But while the mystery and teen drama, inspired by the extraordinary journalism of Hilde Lysiak, 13, seemingly has very little to do with the coronavirus pandemic and near worldwide quarantines, Resnik tells The National she was quick to recognise the parallels. Particularly when it came to how parents were informing their children about the crisis.
“This is a show for the moment,” says Resnik, who is the series co-creator, writer and producer. “This is a show about telling your children the truth, even in difficult times. It’s also about children wanting to know the truth. It’s a show about facts, truth and journalism. It has actually only become more current.”
Resnik was reminded of Home Before Dark's importance when she sat down with her eight-year-old daughter to explain why they had to be quarantined. "I went deep into it with her," she says. Rather than just saying everything was going to be fine, she taught her child about the virus and the potential repercussions. Because, as she puts it: "Kids know when you're lying."
It was Resnik’s divorce that made her drastically change her style of parenting. After trying to keep the disintegration of her marriage hidden from her daughter, Resnik says her sister, who works as an elementary teacher, told her, “There is no such thing as secrets in a house with children. They always know.”

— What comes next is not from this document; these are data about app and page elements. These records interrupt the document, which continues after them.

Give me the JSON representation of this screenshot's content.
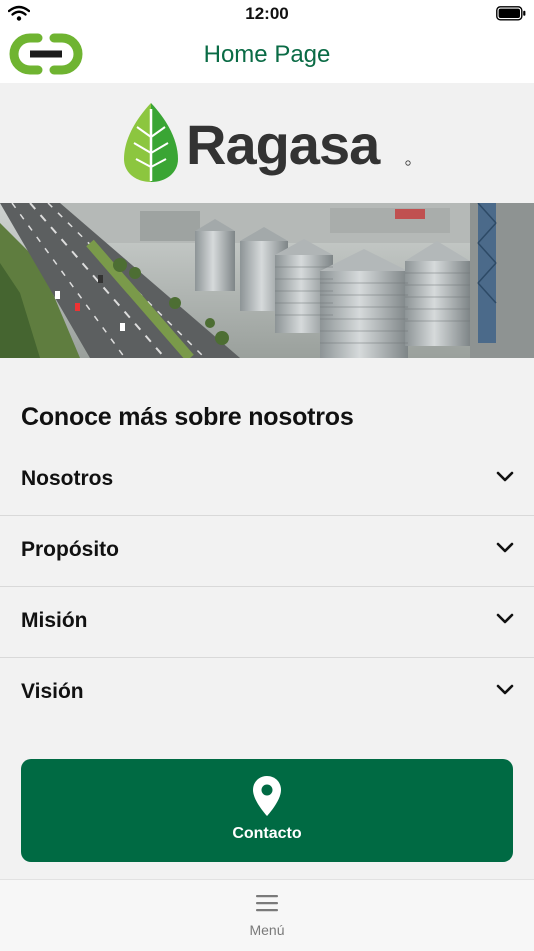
{
  "status_bar": {
    "time": "12:00"
  },
  "nav": {
    "title": "Home Page"
  },
  "brand": {
    "name": "Ragasa"
  },
  "section": {
    "heading": "Conoce más sobre nosotros"
  },
  "accordion": {
    "items": [
      {
        "label": "Nosotros"
      },
      {
        "label": "Propósito"
      },
      {
        "label": "Misión"
      },
      {
        "label": "Visión"
      }
    ]
  },
  "contact": {
    "label": "Contacto",
    "icon": "map-pin-icon"
  },
  "tabbar": {
    "menu_label": "Menú",
    "icon": "hamburger-icon"
  },
  "colors": {
    "accent": "#006a43",
    "title_green": "#0a6b45",
    "logo_green": "#6fb431"
  }
}
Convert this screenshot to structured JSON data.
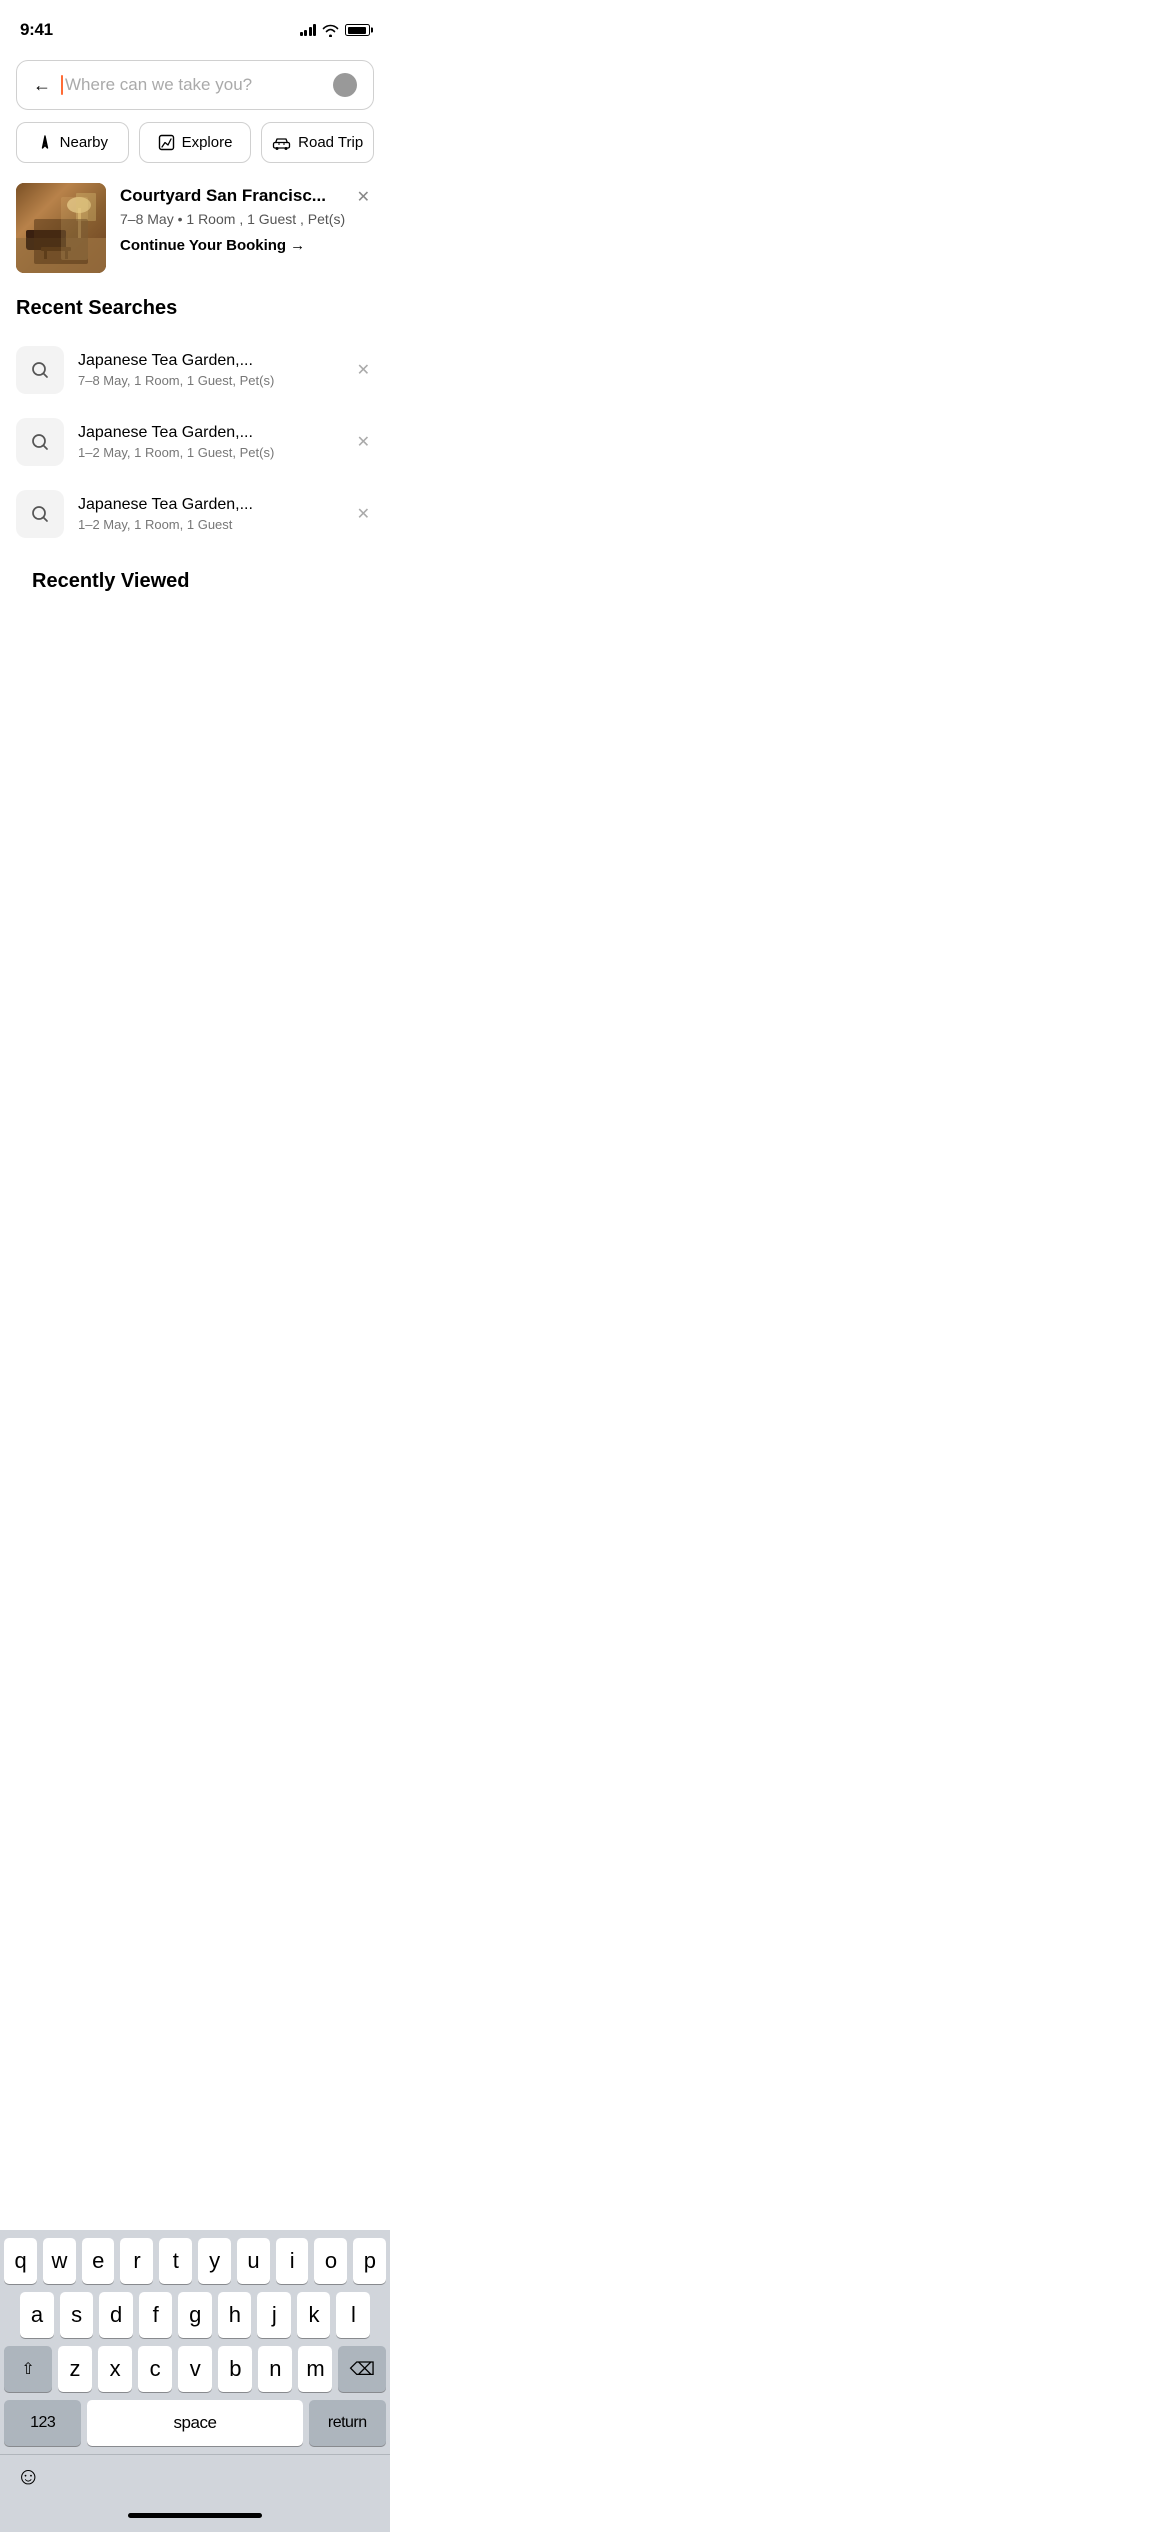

That really resonated with the writer, and since becoming a single mother, she only tells her child the truth and lives her "life out loud". This epiphany also inspired the framework for season one of Home Before Dark, which revolves around Matthew Lisko (Jim Sturgess) moving his family from Brooklyn back to his small home town after he is fired as a print journalist.
Lisko’s work emboldens his youngest daughter, Hilde (Brooklynn Prince), to follow him into the profession. Despite being only 11 years old, she starts to investigate her own leads, even launching an online newspaper. But when Hilde learns that her dad was present for the disappearance of his best friend when he was the same age as her, she starts to uncover some ugly truths that everyone in the town, including her father, was trying to keep hidden.
Unsurprisingly, the dark plot of Home Before Dark did not actually happen to the real Lisko and Hilde. But the characters Sturgess and Brooklynn play are still incredibly close to the real people.
The father-daughter duo were “active and generous consultants” throughout the creation of the show, constantly providing a breakdown of their daily lives.
They were so impressed by Hilde’s knowledge, maturity and ability, that during the early stages of production, Resnik admits she, Fox and the show’s writing team repeatedly wondered aloud: “Is there actually a magical human out there who can play her?”
Those fears were quashed when they met Brooklynn, 9, who had been lavished with praise for her performance in 2017's The Florida Project.
Both Brooklynn’s on-screen presence and the manner in which Hilde has remained so grounded in the face of her fame has only reinforced Resnik’s belief that children have a better understanding of the world than adults give them credit for.
Resnik feels so strongly on this matter that she has vowed to be even more hands-off with her daughter going forward.
“The reason the real Hilde is such an incredible person is because her parents let her. They did not stop her. She had a fire to do something, and they said: ‘OK.’ That was what I had always wanted to do,” Resnik says.
“But working on this show has convinced me that’s the right way to do it. It made me realise that I need to let my child be and become her own person.”
All 10 episodes of 'Home Before Dark' are on Apple TV+ now